Having evolved from merely being a big-box retailing giant to a bona fide one-stop-shop, Walmart (NYSE:WMT) is easily one of the safest long-term investments you can make. However, the ongoing U.S.-China trade war has significantly clouded the narrative for Walmart stock.
Back in July of this year, I warned that the WMT stock price was subject to nearer-term pressure. Any time you have the top two economies face off with each other, the implications are always negative. With Walmart, you can multiply this sentiment five-fold.
Logically, because China provides the lion’s share of Walmart’s cheaply produced goods, a trade war is the last thing the retailing behemoth needs. With angry political rhetoric leading to back-and-forth tariffs, margin pressure may eventually force big changes. This circumstance didn’t bode well for Walmart stock; hence my pensiveness at the time.
And when the company was horrifically “featured” in the El Paso massacre, the headlines were incredibly unhelpful to the WMT stock price. That said, from a pure investment perspective, the real headwind was always the trade war. People have a way of moving on from tragedy. But a trade dispute involving nationalistic undertones? Not so much.
However, despite my understandable caution against Walmart stock, shares eventually defied my conservative approach. Currently, WMT is near its all-time closing high.
How did something so obviously negative for the WMT stock price apparently turn into a catalyst? In my opinion, the trade war dualistically represents the reason why investors should be bullish. If we don’t have a resolution with China, our economy will almost surely fall into a recession.
And under that circumstance, Walmart stock looks incredibly compelling. Here’s why:
A Recession Could Spark an Indefinite Shift to Walmart Stock
One of the best reasons to prepare for a potential recession is that we already have a recent blueprint to work with. Therefore, we can reasonably forecast consumer behaviors in a downturn and how it might affect WMT stock.
During the dark days of the Great Recession, McKinsey & Company investigated how severe economic slumps impact consumer behaviors. Primarily, the research firm discovered two key points that have significant repercussions for Walmart stock, along with the underlying company’s rivals such as Target (NYSE:TGT) or even Costco Wholesale (NASDAQ:COST).
These two points are that economic pressure incentivizes consumers to seek lower-cost goods, and that these same folks later stick with the discounted products even when the economy steadily recovers.
Critically, the reason why consumers prefer sticking with the lower-priced products is that they perceived them to be better-than-expected quality. McKinsey authors Betsy Bohlen, Steve Carlotti, and Liz Mihas wrote:
Normally, the premium-brand product would return to favor as the economy bounced back. But the central implication of our research is that even if the willingness of consumers to pay rebounds as the economy does, changes to their perceptions of the value of lower- and higher-priced products may fundamentally alter what they choose to buy. That’s troubling for consumer-packaged-goods companies whose brands command premiums.
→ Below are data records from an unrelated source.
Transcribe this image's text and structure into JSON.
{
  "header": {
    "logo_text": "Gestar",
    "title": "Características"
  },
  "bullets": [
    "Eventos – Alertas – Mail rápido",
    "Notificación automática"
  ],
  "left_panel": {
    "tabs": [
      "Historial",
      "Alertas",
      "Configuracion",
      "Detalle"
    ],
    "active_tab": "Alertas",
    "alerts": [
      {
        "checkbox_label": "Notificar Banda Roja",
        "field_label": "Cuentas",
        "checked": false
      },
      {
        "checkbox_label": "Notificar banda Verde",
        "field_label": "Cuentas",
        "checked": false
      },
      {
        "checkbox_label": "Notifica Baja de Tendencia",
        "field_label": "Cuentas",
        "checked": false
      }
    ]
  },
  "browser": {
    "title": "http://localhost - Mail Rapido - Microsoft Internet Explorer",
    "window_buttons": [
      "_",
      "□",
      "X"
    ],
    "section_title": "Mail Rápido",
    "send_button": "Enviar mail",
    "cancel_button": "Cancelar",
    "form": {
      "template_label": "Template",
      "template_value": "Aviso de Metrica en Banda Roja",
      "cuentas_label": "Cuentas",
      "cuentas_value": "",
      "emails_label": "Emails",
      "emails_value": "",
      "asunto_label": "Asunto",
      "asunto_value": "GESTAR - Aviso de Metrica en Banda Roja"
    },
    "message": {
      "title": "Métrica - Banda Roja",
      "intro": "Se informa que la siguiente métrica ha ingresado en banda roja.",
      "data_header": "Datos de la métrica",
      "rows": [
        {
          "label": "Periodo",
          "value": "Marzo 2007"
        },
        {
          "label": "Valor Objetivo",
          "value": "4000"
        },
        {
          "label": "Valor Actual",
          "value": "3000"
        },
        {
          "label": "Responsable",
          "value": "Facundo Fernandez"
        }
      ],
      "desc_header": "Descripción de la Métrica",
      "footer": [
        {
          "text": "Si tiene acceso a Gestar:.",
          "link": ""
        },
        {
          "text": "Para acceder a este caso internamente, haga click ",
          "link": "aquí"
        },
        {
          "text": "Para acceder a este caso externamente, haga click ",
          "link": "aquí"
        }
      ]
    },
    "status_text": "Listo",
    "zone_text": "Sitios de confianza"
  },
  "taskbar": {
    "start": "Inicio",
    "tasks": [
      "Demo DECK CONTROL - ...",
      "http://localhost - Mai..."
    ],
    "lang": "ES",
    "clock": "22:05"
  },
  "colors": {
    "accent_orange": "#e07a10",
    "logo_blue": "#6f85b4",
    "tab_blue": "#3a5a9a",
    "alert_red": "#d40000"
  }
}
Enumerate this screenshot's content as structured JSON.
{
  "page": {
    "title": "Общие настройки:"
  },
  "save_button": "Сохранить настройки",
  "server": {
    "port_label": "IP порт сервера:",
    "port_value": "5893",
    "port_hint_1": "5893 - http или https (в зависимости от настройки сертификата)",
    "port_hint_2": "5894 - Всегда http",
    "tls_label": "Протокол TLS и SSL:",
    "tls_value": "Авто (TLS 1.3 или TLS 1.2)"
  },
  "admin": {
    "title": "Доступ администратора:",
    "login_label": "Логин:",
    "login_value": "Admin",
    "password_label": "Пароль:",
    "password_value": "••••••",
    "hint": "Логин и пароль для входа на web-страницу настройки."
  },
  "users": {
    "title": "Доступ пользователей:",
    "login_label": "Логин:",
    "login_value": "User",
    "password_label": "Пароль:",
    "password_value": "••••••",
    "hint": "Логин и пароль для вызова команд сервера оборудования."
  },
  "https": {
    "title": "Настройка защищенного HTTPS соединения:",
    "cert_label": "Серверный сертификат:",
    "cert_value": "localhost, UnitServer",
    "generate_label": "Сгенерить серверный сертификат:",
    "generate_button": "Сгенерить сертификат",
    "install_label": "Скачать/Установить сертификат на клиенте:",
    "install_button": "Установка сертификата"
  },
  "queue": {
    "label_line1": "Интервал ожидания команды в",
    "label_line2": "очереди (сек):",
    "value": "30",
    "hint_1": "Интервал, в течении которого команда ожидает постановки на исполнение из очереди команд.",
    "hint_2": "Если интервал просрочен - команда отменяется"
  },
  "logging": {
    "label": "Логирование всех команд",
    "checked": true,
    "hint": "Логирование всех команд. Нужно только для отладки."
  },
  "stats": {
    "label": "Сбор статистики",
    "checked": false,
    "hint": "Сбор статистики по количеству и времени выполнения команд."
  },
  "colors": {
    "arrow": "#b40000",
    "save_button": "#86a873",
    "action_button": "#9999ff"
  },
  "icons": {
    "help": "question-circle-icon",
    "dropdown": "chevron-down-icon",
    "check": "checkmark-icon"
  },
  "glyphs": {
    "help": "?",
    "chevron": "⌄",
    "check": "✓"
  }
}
If consumers see no legitimate reason to stick with such products, the premiums will slowly erode, and profit margins will shrink until category competition is determined mainly by price.
In other words, if we suffer another recession, Walmart could easily attract shoppers from more premium retail outlets. Of course, this would ramp up the case for Walmart stock. But more importantly, those converted shoppers could stay with WMT after the coast clears.
Why spend more when you don’t have to?
Taking a Tactical Approach to WMT Stock
As I mentioned above, I was cautious on Walmart stock because of the trade war. However, the big-box retailer has so far proven me wrong.
That doesn’t mean, though, that shares can continue to defy the gravitational pull of this worrying geopolitical conflict. Therefore, I’d take a tactical approach to WMT stock. Namely, that involves keeping the powder key dry when shares are elevated as they are now. However, when the equity invariably dips, I’d average-cost these discounts.
I think I’m like most people who refuse to shop at Walmart. No matter which location you go to, Walmart stores always seem to attract an interesting crowd.
But nothing motivates more than the power of money. If financial conditions get rough for millions of American households, they’ll easily become Walmart converts. Longer term, that’s a strong tailwind for Walmart stock.
As the McKinsey study demonstrates, the retailer just might retain those converted customers. Therefore, Walmart could end up winning big even if the rest of us suffer greatly.
As of this writing, Josh Enomoto did not hold a position in any of the aforementioned securities.